**About this task**
Word for word, output the data, with none of its pictures.

━━━━━ Source information ━━━━━

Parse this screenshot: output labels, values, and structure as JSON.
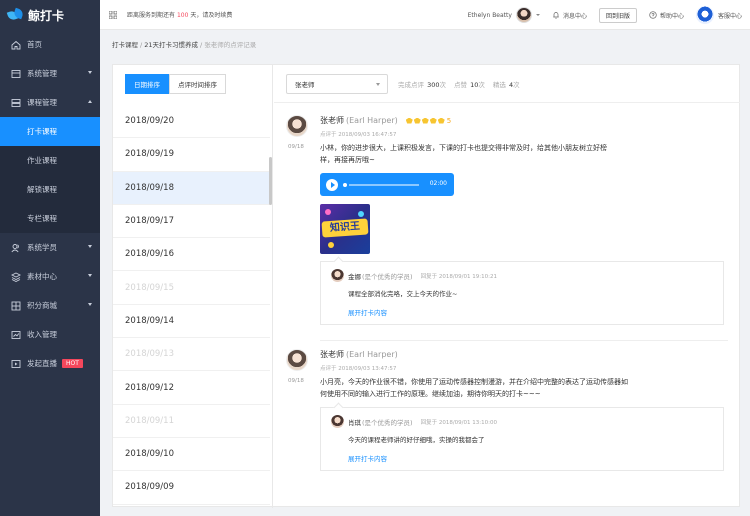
{
  "app": {
    "logo_text": "鲸打卡"
  },
  "sidebar": {
    "items": [
      {
        "label": "首页",
        "icon": "home-icon"
      },
      {
        "label": "系统管理",
        "icon": "system-icon"
      },
      {
        "label": "课程管理",
        "icon": "course-icon"
      },
      {
        "label": "打卡课程"
      },
      {
        "label": "作业课程"
      },
      {
        "label": "解锁课程"
      },
      {
        "label": "专栏课程"
      },
      {
        "label": "系统学员",
        "icon": "students-icon"
      },
      {
        "label": "素材中心",
        "icon": "material-icon"
      },
      {
        "label": "积分商城",
        "icon": "shop-icon"
      },
      {
        "label": "收入管理",
        "icon": "income-icon"
      },
      {
        "label": "发起直播",
        "icon": "live-icon",
        "badge": "HOT"
      }
    ]
  },
  "header": {
    "notice_prefix": "距离服务到期还有",
    "notice_days": "100",
    "notice_suffix": "天，请及时续费",
    "user_name": "Ethelyn Beatty",
    "messages": "消息中心",
    "back_old": "回到旧版",
    "help": "帮助中心",
    "service": "客服中心"
  },
  "breadcrumb": {
    "level1": "打卡课程",
    "level2": "21天打卡习惯养成",
    "current": "张老师的点评记录"
  },
  "sort": {
    "by_date": "日期排序",
    "by_review_time": "点评时间排序"
  },
  "dates": [
    {
      "label": "2018/09/20",
      "state": "normal"
    },
    {
      "label": "2018/09/19",
      "state": "normal"
    },
    {
      "label": "2018/09/18",
      "state": "selected"
    },
    {
      "label": "2018/09/17",
      "state": "normal"
    },
    {
      "label": "2018/09/16",
      "state": "normal"
    },
    {
      "label": "2018/09/15",
      "state": "disabled"
    },
    {
      "label": "2018/09/14",
      "state": "normal"
    },
    {
      "label": "2018/09/13",
      "state": "disabled"
    },
    {
      "label": "2018/09/12",
      "state": "normal"
    },
    {
      "label": "2018/09/11",
      "state": "disabled"
    },
    {
      "label": "2018/09/10",
      "state": "normal"
    },
    {
      "label": "2018/09/09",
      "state": "normal"
    }
  ],
  "filter": {
    "teacher": "张老师",
    "done_label": "完成点评",
    "done_value": "300",
    "done_unit": "次",
    "like_label": "点赞",
    "like_value": "10",
    "like_unit": "次",
    "pick_label": "精选",
    "pick_value": "4",
    "pick_unit": "次"
  },
  "comments": [
    {
      "date": "09/18",
      "name": "张老师",
      "en_name": "(Earl Harper)",
      "stars": 5,
      "star_num": "5",
      "meta": "点评于 2018/09/03 16:47:57",
      "text": "小林，你的进步很大，上课积极发言，下课的打卡也提交得非常及时，给其他小朋友树立好榜样，再接再厉哦~",
      "audio_time": "02:00",
      "image_text": "知识王",
      "reply": {
        "name": "金娜",
        "role": "(是个优秀的学员)",
        "time": "回复于 2018/09/01 19:10:21",
        "text": "课程全部消化完咯，交上今天的作业~",
        "link": "展开打卡内容"
      }
    },
    {
      "date": "09/18",
      "name": "张老师",
      "en_name": "(Earl Harper)",
      "meta": "点评于 2018/09/03 13:47:57",
      "text": "小月亮，今天的作业很不错，你使用了运动传感器控制漫游，并在介绍中完整的表达了运动传感器如何使用不同的输入进行工作的原理。继续加油，期待你明天的打卡~~~",
      "reply": {
        "name": "肖琪",
        "role": "(是个优秀的学员)",
        "time": "回复于 2018/09/01 13:10:00",
        "text": "今天的课程老师讲的好仔细哦，实操的我都会了",
        "link": "展开打卡内容"
      }
    }
  ]
}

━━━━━

**Solution to the exercise**
Parse this screenshot: output labels, values, and structure as JSON.
{
  "app": {
    "logo_text": "鲸打卡"
  },
  "sidebar": {
    "items": [
      {
        "label": "首页",
        "icon": "home-icon"
      },
      {
        "label": "系统管理",
        "icon": "system-icon"
      },
      {
        "label": "课程管理",
        "icon": "course-icon"
      },
      {
        "label": "打卡课程"
      },
      {
        "label": "作业课程"
      },
      {
        "label": "解锁课程"
      },
      {
        "label": "专栏课程"
      },
      {
        "label": "系统学员",
        "icon": "students-icon"
      },
      {
        "label": "素材中心",
        "icon": "material-icon"
      },
      {
        "label": "积分商城",
        "icon": "shop-icon"
      },
      {
        "label": "收入管理",
        "icon": "income-icon"
      },
      {
        "label": "发起直播",
        "icon": "live-icon",
        "badge": "HOT"
      }
    ]
  },
  "header": {
    "notice_prefix": "距离服务到期还有",
    "notice_days": "100",
    "notice_suffix": "天，请及时续费",
    "user_name": "Ethelyn Beatty",
    "messages": "消息中心",
    "back_old": "回到旧版",
    "help": "帮助中心",
    "service": "客服中心"
  },
  "breadcrumb": {
    "level1": "打卡课程",
    "level2": "21天打卡习惯养成",
    "current": "张老师的点评记录"
  },
  "sort": {
    "by_date": "日期排序",
    "by_review_time": "点评时间排序"
  },
  "dates": [
    {
      "label": "2018/09/20",
      "state": "normal"
    },
    {
      "label": "2018/09/19",
      "state": "normal"
    },
    {
      "label": "2018/09/18",
      "state": "selected"
    },
    {
      "label": "2018/09/17",
      "state": "normal"
    },
    {
      "label": "2018/09/16",
      "state": "normal"
    },
    {
      "label": "2018/09/15",
      "state": "disabled"
    },
    {
      "label": "2018/09/14",
      "state": "normal"
    },
    {
      "label": "2018/09/13",
      "state": "disabled"
    },
    {
      "label": "2018/09/12",
      "state": "normal"
    },
    {
      "label": "2018/09/11",
      "state": "disabled"
    },
    {
      "label": "2018/09/10",
      "state": "normal"
    },
    {
      "label": "2018/09/09",
      "state": "normal"
    }
  ],
  "filter": {
    "teacher": "张老师",
    "done_label": "完成点评",
    "done_value": "300",
    "done_unit": "次",
    "like_label": "点赞",
    "like_value": "10",
    "like_unit": "次",
    "pick_label": "精选",
    "pick_value": "4",
    "pick_unit": "次"
  },
  "comments": [
    {
      "date": "09/18",
      "name": "张老师",
      "en_name": "(Earl Harper)",
      "stars": 5,
      "star_num": "5",
      "meta": "点评于 2018/09/03 16:47:57",
      "text": "小林，你的进步很大，上课积极发言，下课的打卡也提交得非常及时，给其他小朋友树立好榜样，再接再厉哦~",
      "audio_time": "02:00",
      "image_text": "知识王",
      "reply": {
        "name": "金娜",
        "role": "(是个优秀的学员)",
        "time": "回复于 2018/09/01 19:10:21",
        "text": "课程全部消化完咯，交上今天的作业~",
        "link": "展开打卡内容"
      }
    },
    {
      "date": "09/18",
      "name": "张老师",
      "en_name": "(Earl Harper)",
      "meta": "点评于 2018/09/03 13:47:57",
      "text": "小月亮，今天的作业很不错，你使用了运动传感器控制漫游，并在介绍中完整的表达了运动传感器如何使用不同的输入进行工作的原理。继续加油，期待你明天的打卡~~~",
      "reply": {
        "name": "肖琪",
        "role": "(是个优秀的学员)",
        "time": "回复于 2018/09/01 13:10:00",
        "text": "今天的课程老师讲的好仔细哦，实操的我都会了",
        "link": "展开打卡内容"
      }
    }
  ]
}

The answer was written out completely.